Data about app and page elements
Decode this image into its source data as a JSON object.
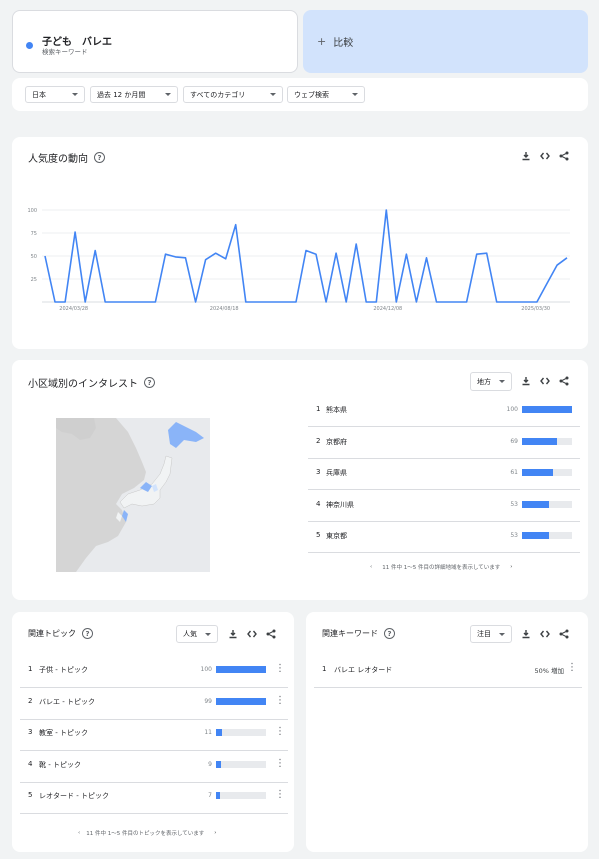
{
  "search": {
    "term": "子ども　バレエ",
    "term_type": "検索キーワード",
    "compare_label": "比較",
    "term_color": "#4285f4"
  },
  "filters": {
    "region": "日本",
    "period": "過去 12 か月間",
    "category": "すべてのカテゴリ",
    "search_type": "ウェブ検索"
  },
  "trend": {
    "title": "人気度の動向"
  },
  "chart_data": {
    "type": "line",
    "title": "",
    "xlabel": "",
    "ylabel": "",
    "ylim": [
      0,
      100
    ],
    "yticks": [
      25,
      50,
      75,
      100
    ],
    "xtick_labels": [
      "2024/03/28",
      "2024/08/18",
      "2024/12/08",
      "2025/03/30"
    ],
    "color": "#4285f4",
    "values": [
      50,
      0,
      0,
      76,
      0,
      56,
      0,
      0,
      0,
      0,
      0,
      0,
      52,
      49,
      48,
      0,
      46,
      53,
      47,
      84,
      0,
      0,
      0,
      0,
      0,
      0,
      56,
      52,
      0,
      53,
      0,
      63,
      0,
      0,
      100,
      0,
      52,
      0,
      48,
      0,
      0,
      0,
      0,
      52,
      53,
      0,
      0,
      0,
      0,
      0,
      20,
      40,
      48
    ]
  },
  "region_panel": {
    "title": "小区域別のインタレスト",
    "level_dropdown": "地方",
    "rows": [
      {
        "rank": "1",
        "name": "熊本県",
        "value": "100",
        "pct": 1.0
      },
      {
        "rank": "2",
        "name": "京都府",
        "value": "69",
        "pct": 0.69
      },
      {
        "rank": "3",
        "name": "兵庫県",
        "value": "61",
        "pct": 0.61
      },
      {
        "rank": "4",
        "name": "神奈川県",
        "value": "53",
        "pct": 0.53
      },
      {
        "rank": "5",
        "name": "東京都",
        "value": "53",
        "pct": 0.53
      }
    ],
    "pager": "11 件中 1～5 件目の詳細地域を表示しています"
  },
  "topics": {
    "title": "関連トピック",
    "sort_dropdown": "人気",
    "rows": [
      {
        "rank": "1",
        "name": "子供 - トピック",
        "value": "100",
        "pct": 1.0
      },
      {
        "rank": "2",
        "name": "バレエ - トピック",
        "value": "99",
        "pct": 0.99
      },
      {
        "rank": "3",
        "name": "教室 - トピック",
        "value": "11",
        "pct": 0.11
      },
      {
        "rank": "4",
        "name": "靴 - トピック",
        "value": "9",
        "pct": 0.09
      },
      {
        "rank": "5",
        "name": "レオタード - トピック",
        "value": "7",
        "pct": 0.07
      }
    ],
    "pager": "11 件中 1～5 件目のトピックを表示しています"
  },
  "queries": {
    "title": "関連キーワード",
    "sort_dropdown": "注目",
    "rows": [
      {
        "rank": "1",
        "name": "バレエ レオタード",
        "value": "50% 増加"
      }
    ]
  }
}
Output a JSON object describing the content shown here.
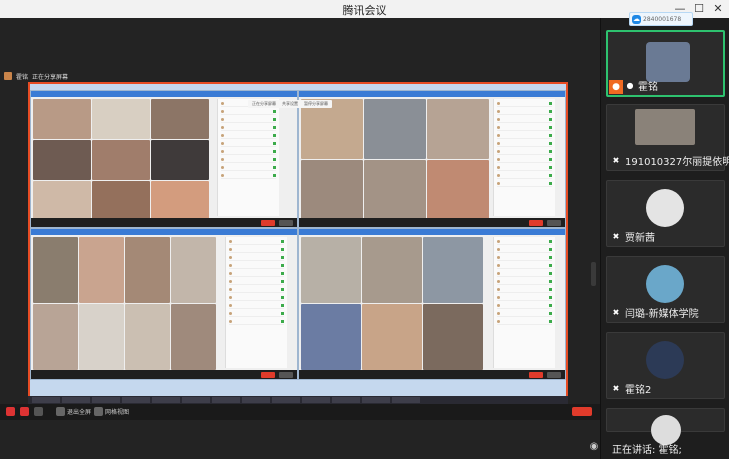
{
  "window": {
    "title": "腾讯会议"
  },
  "badge": {
    "text": "2840001678"
  },
  "share": {
    "presenter": "霍铭",
    "status_text": "正在分享屏幕"
  },
  "shared_bar": {
    "items": [
      "正在分享屏幕",
      "共享设置",
      "暂停分享屏幕"
    ]
  },
  "toolbar": {
    "leave_label": "退出全屏",
    "layout_label": "网格视图"
  },
  "participants": [
    {
      "name": "霍铭",
      "active": true
    },
    {
      "name": "191010327尔丽提依明",
      "active": false
    },
    {
      "name": "贾新茜",
      "active": false
    },
    {
      "name": "闫璐-新媒体学院",
      "active": false
    },
    {
      "name": "霍铭2",
      "active": false
    }
  ],
  "speaking": {
    "text": "正在讲话: 霍铭;"
  },
  "colors": {
    "accent": "#2ec26f",
    "end": "#e03b2b",
    "brand": "#1e88e5",
    "share_border": "#e74c24"
  }
}
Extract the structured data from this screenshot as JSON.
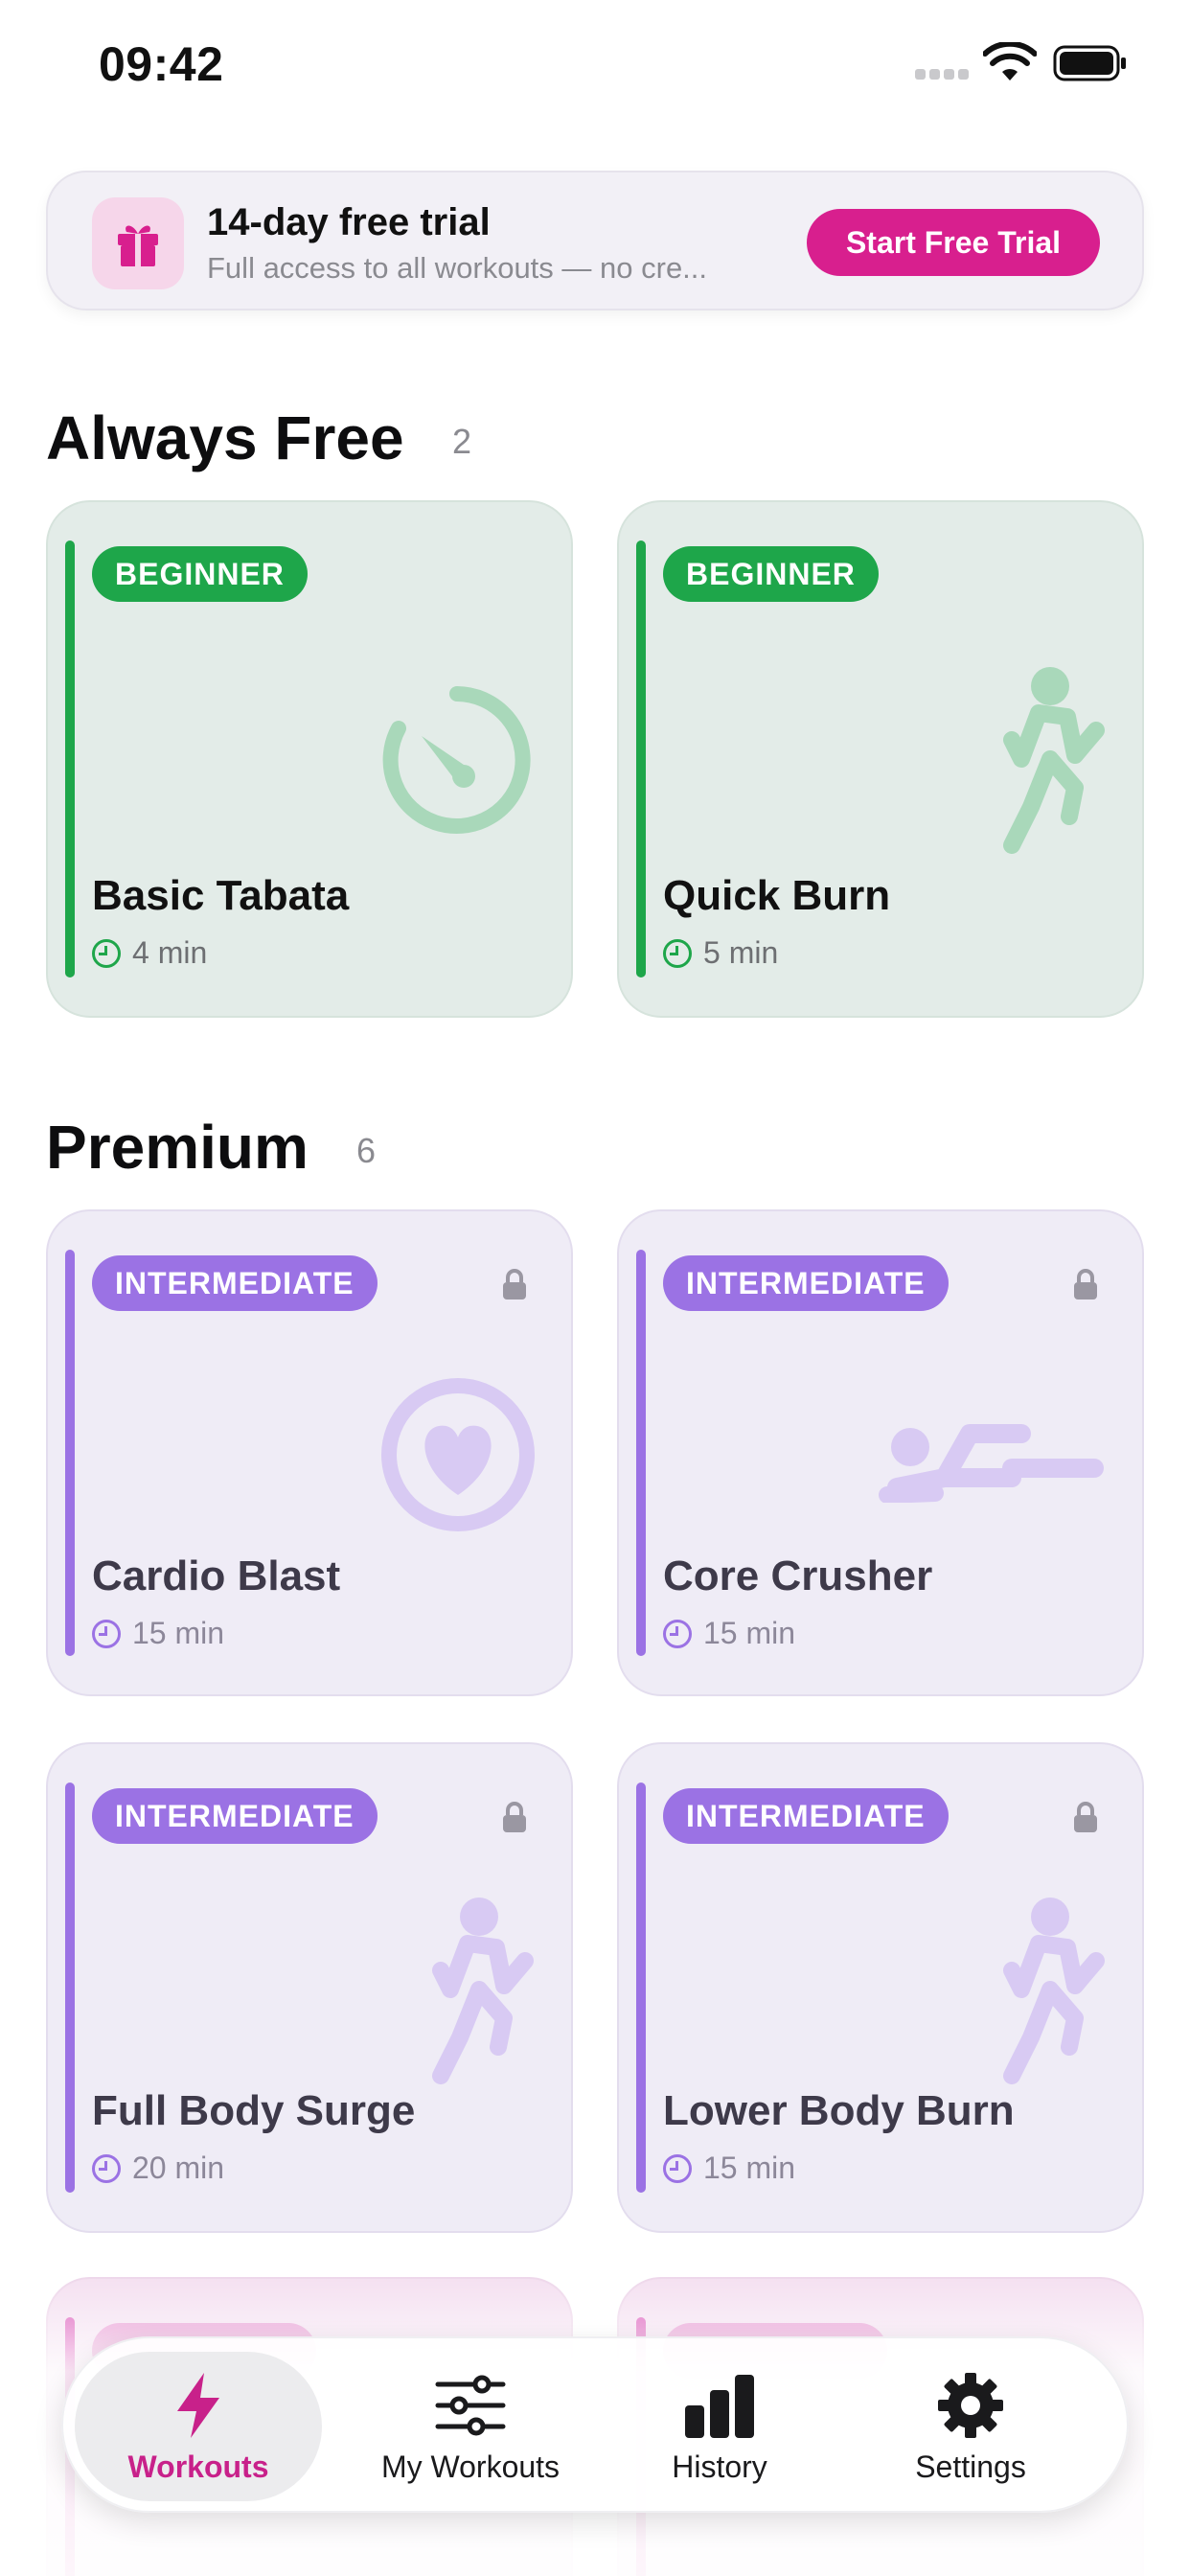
{
  "status_bar": {
    "time": "09:42"
  },
  "trial": {
    "title": "14-day free trial",
    "subtitle": "Full access to all workouts — no cre...",
    "button_label": "Start Free Trial"
  },
  "sections": {
    "free": {
      "title": "Always Free",
      "count": "2"
    },
    "premium": {
      "title": "Premium",
      "count": "6"
    }
  },
  "free_cards": [
    {
      "badge": "BEGINNER",
      "name": "Basic Tabata",
      "duration": "4 min",
      "icon": "stopwatch-icon"
    },
    {
      "badge": "BEGINNER",
      "name": "Quick Burn",
      "duration": "5 min",
      "icon": "runner-icon"
    }
  ],
  "premium_cards": [
    {
      "badge": "INTERMEDIATE",
      "name": "Cardio Blast",
      "duration": "15 min",
      "icon": "heart-icon",
      "locked": true
    },
    {
      "badge": "INTERMEDIATE",
      "name": "Core Crusher",
      "duration": "15 min",
      "icon": "plank-icon",
      "locked": true
    },
    {
      "badge": "INTERMEDIATE",
      "name": "Full Body Surge",
      "duration": "20 min",
      "icon": "runner-icon",
      "locked": true
    },
    {
      "badge": "INTERMEDIATE",
      "name": "Lower Body Burn",
      "duration": "15 min",
      "icon": "runner-icon",
      "locked": true
    }
  ],
  "tabs": [
    {
      "label": "Workouts",
      "icon": "bolt-icon",
      "active": true
    },
    {
      "label": "My Workouts",
      "icon": "sliders-icon",
      "active": false
    },
    {
      "label": "History",
      "icon": "bar-chart-icon",
      "active": false
    },
    {
      "label": "Settings",
      "icon": "gear-icon",
      "active": false
    }
  ],
  "colors": {
    "brand": "#d81f8e",
    "free_accent": "#1ea64a",
    "premium_accent": "#9b72e4"
  }
}
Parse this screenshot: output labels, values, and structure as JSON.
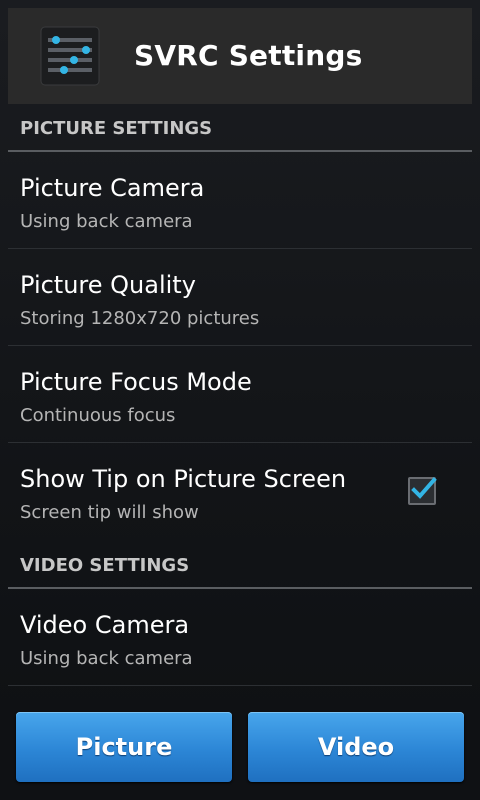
{
  "app": {
    "title": "SVRC Settings",
    "icon": "sliders-icon"
  },
  "sections": [
    {
      "header": "PICTURE SETTINGS",
      "items": [
        {
          "title": "Picture Camera",
          "summary": "Using back camera"
        },
        {
          "title": "Picture Quality",
          "summary": "Storing 1280x720 pictures"
        },
        {
          "title": "Picture Focus Mode",
          "summary": "Continuous focus"
        },
        {
          "title": "Show Tip on Picture Screen",
          "summary": "Screen tip will show",
          "checked": true
        }
      ]
    },
    {
      "header": "VIDEO SETTINGS",
      "items": [
        {
          "title": "Video Camera",
          "summary": "Using back camera"
        }
      ]
    }
  ],
  "buttons": {
    "picture": "Picture",
    "video": "Video"
  },
  "colors": {
    "accent": "#33b5e5",
    "button": "#2c86d6"
  }
}
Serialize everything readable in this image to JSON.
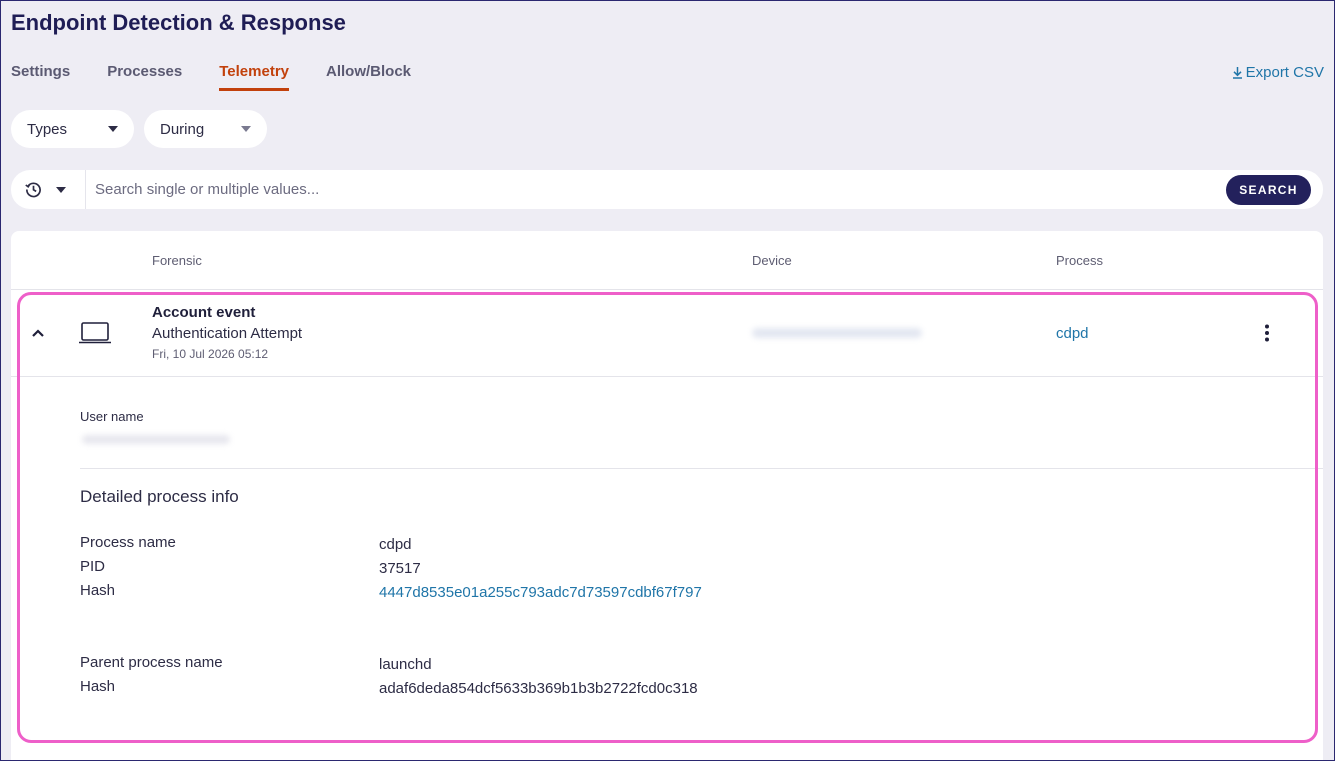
{
  "page": {
    "title": "Endpoint Detection & Response"
  },
  "tabs": [
    {
      "label": "Settings"
    },
    {
      "label": "Processes"
    },
    {
      "label": "Telemetry"
    },
    {
      "label": "Allow/Block"
    }
  ],
  "active_tab": "Telemetry",
  "export": {
    "label": "Export CSV",
    "icon": "download-icon"
  },
  "filters": {
    "types_label": "Types",
    "during_label": "During"
  },
  "search": {
    "placeholder": "Search single or multiple values...",
    "button_label": "SEARCH",
    "history_icon": "history-icon"
  },
  "table": {
    "columns": {
      "forensic": "Forensic",
      "device": "Device",
      "process": "Process"
    },
    "row": {
      "event_type": "Account event",
      "event_subtype": "Authentication Attempt",
      "timestamp": "Fri, 10 Jul 2026 05:12",
      "device": "[redacted]",
      "process": "cdpd",
      "icon": "laptop-icon"
    }
  },
  "detail": {
    "user_name_label": "User name",
    "user_name_value": "[redacted]",
    "section_title": "Detailed process info",
    "process_name_label": "Process name",
    "process_name_value": "cdpd",
    "pid_label": "PID",
    "pid_value": "37517",
    "hash_label": "Hash",
    "hash_value": "4447d8535e01a255c793adc7d73597cdbf67f797",
    "parent_process_name_label": "Parent process name",
    "parent_process_name_value": "launchd",
    "parent_hash_label": "Hash",
    "parent_hash_value": "adaf6deda854dcf5633b369b1b3b2722fcd0c318"
  },
  "colors": {
    "accent": "#c2410c",
    "link": "#1f75a8",
    "primary": "#23215c",
    "highlight": "#ee5fc9",
    "background": "#eeedf4"
  }
}
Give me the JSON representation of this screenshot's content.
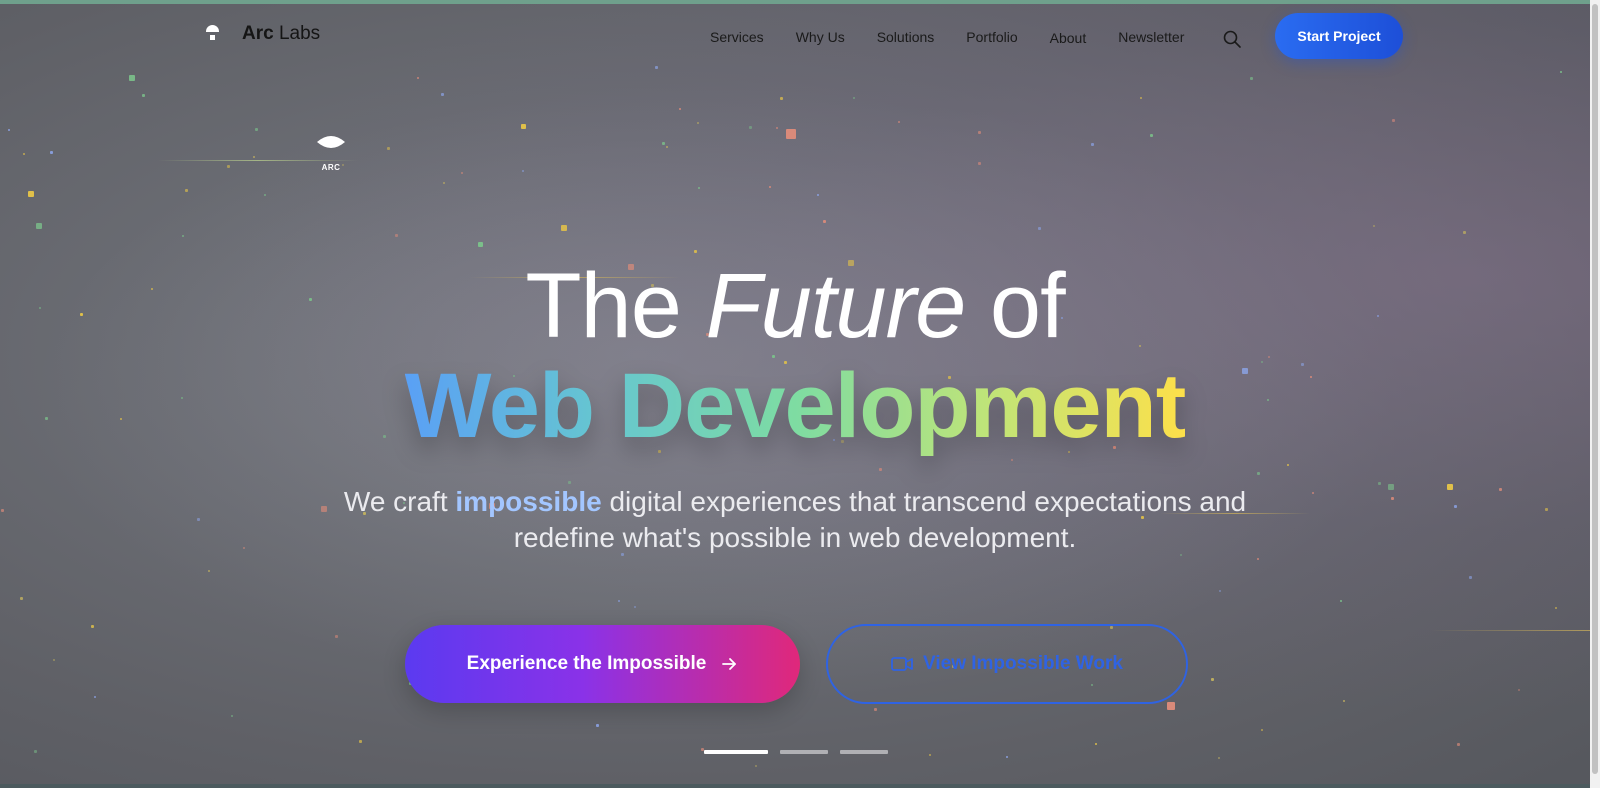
{
  "header": {
    "brand_bold": "Arc",
    "brand_light": "Labs",
    "nav": [
      "Services",
      "Why Us",
      "Solutions",
      "Portfolio",
      "About",
      "Newsletter"
    ],
    "cta_label": "Start Project"
  },
  "side_logo": {
    "label": "ARC"
  },
  "hero": {
    "line1_prefix": "The",
    "line1_em": "Future",
    "line1_suffix": "of",
    "line2": "Web Development",
    "sub_prefix": "We craft",
    "sub_highlight": "impossible",
    "sub_suffix": "digital experiences that transcend expectations and redefine what's possible in web development.",
    "primary_label": "Experience the Impossible",
    "secondary_label": "View Impossible Work"
  },
  "carousel": {
    "slides": 3,
    "active": 1
  },
  "colors": {
    "accent": "#2f63e3",
    "primary_gradient_start": "#5b3af0",
    "primary_gradient_end": "#e0287a",
    "highlight": "#a3c6ff"
  }
}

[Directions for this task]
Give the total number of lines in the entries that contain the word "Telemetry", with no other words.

[Answer box]
2